Bartle’s porno billboard bill moves forward
By Allen Palmeri
April 27, 2004
JEFFERSON CITY – The House Transportation and Motor Vehicle Committee voted 18-1 April 21 to approve a Senate bill intended to reduce the number of billboards promoting sexually oriented businesses along Missouri’s highways.
Senate Bill 870 now advances to the entire House of Representatives. Sen. Matt Bartle, R-Lee’s Summit and a deacon at First Baptist Church, Raytown, is working closely with the handler of the bill in the House, Rep. David Pearce, R-Warrensburg, to build bipartisan support for a measure that has drawn national attention. The bill passed the Senate 33-1.
“I’m really struggling to find anybody who thinks this is a bad idea,” Bartle said. “It takes all of those garbage billboards, the porn shops and the sex toys, and it forbids it.”
Opponents argue that the bill is an unconstitutional infringement of First Amendment rights. Bartle said pornography shop owners are vehemently against the bill and will sue the state if it becomes law, but Pearce said bipartisan support is growing. Attorneys from the governor’s office are working with Pearce on language that can withstand a court challenge, and Pearce said Gov. Bob Holden is signaling that he will support the measure barring some unusual amendment.

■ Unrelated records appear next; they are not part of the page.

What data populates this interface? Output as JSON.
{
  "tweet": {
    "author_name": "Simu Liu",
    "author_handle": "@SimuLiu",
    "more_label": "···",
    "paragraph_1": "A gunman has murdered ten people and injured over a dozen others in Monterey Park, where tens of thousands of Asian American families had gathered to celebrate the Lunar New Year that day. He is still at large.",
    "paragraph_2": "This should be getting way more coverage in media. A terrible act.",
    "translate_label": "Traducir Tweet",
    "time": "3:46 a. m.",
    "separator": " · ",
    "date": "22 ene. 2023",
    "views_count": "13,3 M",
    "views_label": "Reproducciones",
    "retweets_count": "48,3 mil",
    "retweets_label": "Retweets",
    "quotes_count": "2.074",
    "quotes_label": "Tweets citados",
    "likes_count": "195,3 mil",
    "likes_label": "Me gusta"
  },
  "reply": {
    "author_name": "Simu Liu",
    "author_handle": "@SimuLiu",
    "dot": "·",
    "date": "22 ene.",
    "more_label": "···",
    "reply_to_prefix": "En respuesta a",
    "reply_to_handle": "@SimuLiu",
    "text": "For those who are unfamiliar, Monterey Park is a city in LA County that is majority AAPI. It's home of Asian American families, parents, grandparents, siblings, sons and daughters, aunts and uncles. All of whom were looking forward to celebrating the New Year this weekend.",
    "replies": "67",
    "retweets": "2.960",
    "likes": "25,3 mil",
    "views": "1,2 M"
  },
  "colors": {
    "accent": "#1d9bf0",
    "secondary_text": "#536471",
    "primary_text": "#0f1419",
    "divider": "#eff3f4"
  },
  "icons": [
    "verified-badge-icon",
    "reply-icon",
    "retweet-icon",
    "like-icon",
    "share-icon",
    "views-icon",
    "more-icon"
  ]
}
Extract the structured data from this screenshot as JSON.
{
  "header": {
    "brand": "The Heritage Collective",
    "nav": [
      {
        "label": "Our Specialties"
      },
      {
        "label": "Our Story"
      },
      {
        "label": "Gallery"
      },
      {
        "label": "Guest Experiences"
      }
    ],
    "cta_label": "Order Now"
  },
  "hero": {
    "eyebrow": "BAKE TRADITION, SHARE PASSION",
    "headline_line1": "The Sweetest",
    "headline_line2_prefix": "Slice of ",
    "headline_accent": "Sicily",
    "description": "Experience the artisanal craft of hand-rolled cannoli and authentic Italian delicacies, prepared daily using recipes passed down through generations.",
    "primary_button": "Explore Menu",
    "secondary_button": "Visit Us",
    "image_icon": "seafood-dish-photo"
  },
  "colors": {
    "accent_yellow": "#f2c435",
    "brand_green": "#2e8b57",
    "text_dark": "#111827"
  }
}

Bartle sees the bill as an opportunity for Missouri to shine. A five-person crew from the CBS Morning News came to Jefferson City to interview the senator April 13 for a special segment on pornographic billboards popping up all across the land. The CBS news segment aired April 22. Bartle mentioned how Missouri’s billboard problem is shared by states like Florida and Kansas.
“This is an area where Missouri could become a leader,” Bartle said. “This is the first time I’ve had a bill (covered by) national media. We have solid case law in other states which suggests that we can do this constitutionally. This is commercial speech. The U.S. Supreme Court applies a more relaxed level of scrutiny.
“We have a gorgeous state. I was always taught as a little boy that I was lucky to grow up in the state of Missouri . My old granddaddy, who used to teach me that, would be absolutely sickened to see what the billboard industry has done to our landscape. It’s not going to change until we change it.”
Sen. Ken Jacob, D-Columbia and the Senate minority floor leader, was able to insert a “bad flaw” into the bill, Bartle said, by winning support for an amendment that defined nudity as bare exposure of the skin between the armpits and knees. That could have broadened the opposition to the bill to include casinos and boat manufacturers, Bartle said, but a House committee substitute with narrower definitions of nudity and semi-nudity is expected to help Pearce in floor debate.
The bill would require that most billboards advertising adult cabarets or pornographic material be placed at least one mile from a highway. Bartle, an attorney, said county prosecutors are begging lawmakers for a tool that would help them go after these sex shops, which are seen as an intrusion in rural Missouri .
“Right now, it’s very basic as far as adult cabarets and adult-oriented businesses,” Pearce said. “To me, we have to have it very narrow. We’re focusing on the businesses. That’s our strategy.”
“We think we have a definition of nudity that really addresses the issue and gets rid of the concerns that people had,” Bartle said.
Kerry Messer, lobbyist for the Christian Life Commission of the Missouri Baptist Convention, is already anticipating the legal challenge. Messer said the bill, if it does become law, will hold up based on a landmark U.S. Supreme Court ruling stating that prohibiting or restricting commercial speech does not violate any guidelines of the First Amendment.
“The court has developed a four-part test to determine the validity of restraints,” Messer said. “Does it concern lawful activity and is not misleading? Is the asserted governmental interest substantial? Does the regulation directly advance the governmental interest asserted? Is the regulation more extensive than necessary to serve the governmental interest?
“Senate Bill 870 clearly passes those four parts.”
The case in court would boil down to how the law views those who attempt to send obscene material through the mail, Messer said. Children who look at the pornographic billboards along Interstate 70, for example, are “affronted time and time and time again with the pandering of adult materials,” Messer said. The state has every right to restrict such expression.
“Commercial speech is subject to proper time, place and manner of restrictions,” Messer said. “This legislation does not prohibit billboards. It submits the billboards to a proper time, place and manner of restrictions.
“It triggers a much lower level of judicial scrutiny, and it may be regulated in ways that would be impossible were it not commercial speech.”
In committee, Chairman Larry Crawford, R-Centertown and a member of Friendship Baptist Church, California, noted that courts have restricted cigarette advertising, for example.
The Missouri Outdoor Advertising Association is not opposed to the bill. While stopping short of supporting the measure, the association has testified that it does accept advertising for sexually oriented businesses.
Pearce pointed out that 20 Democrats and 21 Republicans signed on to the House counterpart of Bartle’s bill. He mentioned how helpful Rep. Trent Skaggs, D-North Kansas City and a deacon at First Baptist Church, North Kansas City, has been.
“To me, this is a bipartisan effort,” Pearce said.